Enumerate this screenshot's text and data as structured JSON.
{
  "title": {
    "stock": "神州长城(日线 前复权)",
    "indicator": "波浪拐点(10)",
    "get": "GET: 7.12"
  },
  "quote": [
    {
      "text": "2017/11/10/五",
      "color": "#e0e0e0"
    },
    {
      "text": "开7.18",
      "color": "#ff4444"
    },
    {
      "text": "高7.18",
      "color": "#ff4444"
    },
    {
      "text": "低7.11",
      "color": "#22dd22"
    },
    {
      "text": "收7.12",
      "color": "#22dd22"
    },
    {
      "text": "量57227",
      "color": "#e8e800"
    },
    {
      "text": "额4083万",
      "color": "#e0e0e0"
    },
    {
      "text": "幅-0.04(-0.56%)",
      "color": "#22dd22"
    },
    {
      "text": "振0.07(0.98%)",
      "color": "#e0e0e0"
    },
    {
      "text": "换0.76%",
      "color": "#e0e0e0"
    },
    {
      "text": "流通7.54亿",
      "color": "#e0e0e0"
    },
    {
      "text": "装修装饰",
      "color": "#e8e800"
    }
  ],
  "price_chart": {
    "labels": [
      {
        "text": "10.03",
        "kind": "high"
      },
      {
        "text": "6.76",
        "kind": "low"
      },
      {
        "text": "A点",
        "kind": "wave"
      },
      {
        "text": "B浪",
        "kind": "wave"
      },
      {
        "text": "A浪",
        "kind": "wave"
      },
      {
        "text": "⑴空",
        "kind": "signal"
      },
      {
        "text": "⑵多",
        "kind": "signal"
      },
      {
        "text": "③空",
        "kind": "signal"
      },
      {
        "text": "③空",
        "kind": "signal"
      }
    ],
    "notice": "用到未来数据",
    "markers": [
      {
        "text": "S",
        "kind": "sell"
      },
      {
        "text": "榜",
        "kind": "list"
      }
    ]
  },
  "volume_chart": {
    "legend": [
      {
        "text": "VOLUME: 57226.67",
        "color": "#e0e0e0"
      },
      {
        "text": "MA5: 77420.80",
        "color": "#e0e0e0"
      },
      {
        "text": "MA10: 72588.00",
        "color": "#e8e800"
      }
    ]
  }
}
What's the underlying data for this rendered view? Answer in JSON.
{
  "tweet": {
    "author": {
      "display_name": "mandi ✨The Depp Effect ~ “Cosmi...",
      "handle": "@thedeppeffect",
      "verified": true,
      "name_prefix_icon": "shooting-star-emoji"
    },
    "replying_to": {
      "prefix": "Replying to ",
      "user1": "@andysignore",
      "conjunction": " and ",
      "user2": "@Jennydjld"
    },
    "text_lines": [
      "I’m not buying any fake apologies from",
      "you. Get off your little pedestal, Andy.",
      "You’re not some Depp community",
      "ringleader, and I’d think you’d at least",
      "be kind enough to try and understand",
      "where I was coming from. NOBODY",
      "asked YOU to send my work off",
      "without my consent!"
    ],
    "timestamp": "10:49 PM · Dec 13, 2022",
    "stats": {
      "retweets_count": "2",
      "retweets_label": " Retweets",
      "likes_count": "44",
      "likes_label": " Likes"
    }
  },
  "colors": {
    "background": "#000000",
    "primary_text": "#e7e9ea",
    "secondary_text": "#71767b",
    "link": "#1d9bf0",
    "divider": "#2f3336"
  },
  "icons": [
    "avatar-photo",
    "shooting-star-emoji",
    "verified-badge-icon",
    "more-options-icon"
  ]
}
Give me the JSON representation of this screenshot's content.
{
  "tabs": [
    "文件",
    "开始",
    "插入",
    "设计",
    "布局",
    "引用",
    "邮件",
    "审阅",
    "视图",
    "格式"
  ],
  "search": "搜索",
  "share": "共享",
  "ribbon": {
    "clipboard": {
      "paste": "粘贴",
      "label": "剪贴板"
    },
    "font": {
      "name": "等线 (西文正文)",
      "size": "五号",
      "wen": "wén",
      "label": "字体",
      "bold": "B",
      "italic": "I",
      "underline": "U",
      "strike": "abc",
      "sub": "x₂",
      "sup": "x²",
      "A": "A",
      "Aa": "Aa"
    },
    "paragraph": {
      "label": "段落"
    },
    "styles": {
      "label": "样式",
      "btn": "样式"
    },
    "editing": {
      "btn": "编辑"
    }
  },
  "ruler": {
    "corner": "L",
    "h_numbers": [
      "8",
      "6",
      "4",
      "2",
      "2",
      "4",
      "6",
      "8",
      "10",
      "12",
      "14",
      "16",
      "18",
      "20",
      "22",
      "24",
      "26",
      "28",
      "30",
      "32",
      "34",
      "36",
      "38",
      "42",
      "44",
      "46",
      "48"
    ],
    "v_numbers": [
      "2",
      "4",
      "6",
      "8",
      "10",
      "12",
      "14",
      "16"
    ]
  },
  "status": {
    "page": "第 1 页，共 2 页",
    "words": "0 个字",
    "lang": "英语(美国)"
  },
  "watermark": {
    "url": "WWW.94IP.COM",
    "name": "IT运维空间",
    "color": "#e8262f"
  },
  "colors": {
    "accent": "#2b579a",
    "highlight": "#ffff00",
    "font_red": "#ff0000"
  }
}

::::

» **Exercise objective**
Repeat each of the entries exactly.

» **Answer for the task**
Enumerate this screenshot's text and data as structured JSON.
{
  "title": {
    "stock": "神州长城(日线 前复权)",
    "indicator": "波浪拐点(10)",
    "get": "GET: 7.12"
  },
  "quote": [
    {
      "text": "2017/11/10/五",
      "color": "#e0e0e0"
    },
    {
      "text": "开7.18",
      "color": "#ff4444"
    },
    {
      "text": "高7.18",
      "color": "#ff4444"
    },
    {
      "text": "低7.11",
      "color": "#22dd22"
    },
    {
      "text": "收7.12",
      "color": "#22dd22"
    },
    {
      "text": "量57227",
      "color": "#e8e800"
    },
    {
      "text": "额4083万",
      "color": "#e0e0e0"
    },
    {
      "text": "幅-0.04(-0.56%)",
      "color": "#22dd22"
    },
    {
      "text": "振0.07(0.98%)",
      "color": "#e0e0e0"
    },
    {
      "text": "换0.76%",
      "color": "#e0e0e0"
    },
    {
      "text": "流通7.54亿",
      "color": "#e0e0e0"
    },
    {
      "text": "装修装饰",
      "color": "#e8e800"
    }
  ],
  "price_chart": {
    "labels": [
      {
        "text": "10.03",
        "kind": "high"
      },
      {
        "text": "6.76",
        "kind": "low"
      },
      {
        "text": "A点",
        "kind": "wave"
      },
      {
        "text": "B浪",
        "kind": "wave"
      },
      {
        "text": "A浪",
        "kind": "wave"
      },
      {
        "text": "⑴空",
        "kind": "signal"
      },
      {
        "text": "⑵多",
        "kind": "signal"
      },
      {
        "text": "③空",
        "kind": "signal"
      },
      {
        "text": "③空",
        "kind": "signal"
      }
    ],
    "notice": "用到未来数据",
    "markers": [
      {
        "text": "S",
        "kind": "sell"
      },
      {
        "text": "榜",
        "kind": "list"
      }
    ]
  },
  "volume_chart": {
    "legend": [
      {
        "text": "VOLUME: 57226.67",
        "color": "#e0e0e0"
      },
      {
        "text": "MA5: 77420.80",
        "color": "#e0e0e0"
      },
      {
        "text": "MA10: 72588.00",
        "color": "#e8e800"
      }
    ]
  }
}
What's the underlying data for this rendered view? Answer in JSON.
{
  "tweet": {
    "author": {
      "display_name": "mandi ✨The Depp Effect ~ “Cosmi...",
      "handle": "@thedeppeffect",
      "verified": true,
      "name_prefix_icon": "shooting-star-emoji"
    },
    "replying_to": {
      "prefix": "Replying to ",
      "user1": "@andysignore",
      "conjunction": " and ",
      "user2": "@Jennydjld"
    },
    "text_lines": [
      "I’m not buying any fake apologies from",
      "you. Get off your little pedestal, Andy.",
      "You’re not some Depp community",
      "ringleader, and I’d think you’d at least",
      "be kind enough to try and understand",
      "where I was coming from. NOBODY",
      "asked YOU to send my work off",
      "without my consent!"
    ],
    "timestamp": "10:49 PM · Dec 13, 2022",
    "stats": {
      "retweets_count": "2",
      "retweets_label": " Retweets",
      "likes_count": "44",
      "likes_label": " Likes"
    }
  },
  "colors": {
    "background": "#000000",
    "primary_text": "#e7e9ea",
    "secondary_text": "#71767b",
    "link": "#1d9bf0",
    "divider": "#2f3336"
  },
  "icons": [
    "avatar-photo",
    "shooting-star-emoji",
    "verified-badge-icon",
    "more-options-icon"
  ]
}
Give me the JSON representation of this screenshot's content.
{
  "tabs": [
    "文件",
    "开始",
    "插入",
    "设计",
    "布局",
    "引用",
    "邮件",
    "审阅",
    "视图",
    "格式"
  ],
  "search": "搜索",
  "share": "共享",
  "ribbon": {
    "clipboard": {
      "paste": "粘贴",
      "label": "剪贴板"
    },
    "font": {
      "name": "等线 (西文正文)",
      "size": "五号",
      "wen": "wén",
      "label": "字体",
      "bold": "B",
      "italic": "I",
      "underline": "U",
      "strike": "abc",
      "sub": "x₂",
      "sup": "x²",
      "A": "A",
      "Aa": "Aa"
    },
    "paragraph": {
      "label": "段落"
    },
    "styles": {
      "label": "样式",
      "btn": "样式"
    },
    "editing": {
      "btn": "编辑"
    }
  },
  "ruler": {
    "corner": "L",
    "h_numbers": [
      "8",
      "6",
      "4",
      "2",
      "2",
      "4",
      "6",
      "8",
      "10",
      "12",
      "14",
      "16",
      "18",
      "20",
      "22",
      "24",
      "26",
      "28",
      "30",
      "32",
      "34",
      "36",
      "38",
      "42",
      "44",
      "46",
      "48"
    ],
    "v_numbers": [
      "2",
      "4",
      "6",
      "8",
      "10",
      "12",
      "14",
      "16"
    ]
  },
  "status": {
    "page": "第 1 页，共 2 页",
    "words": "0 个字",
    "lang": "英语(美国)"
  },
  "watermark": {
    "url": "WWW.94IP.COM",
    "name": "IT运维空间",
    "color": "#e8262f"
  },
  "colors": {
    "accent": "#2b579a",
    "highlight": "#ffff00",
    "font_red": "#ff0000"
  }
}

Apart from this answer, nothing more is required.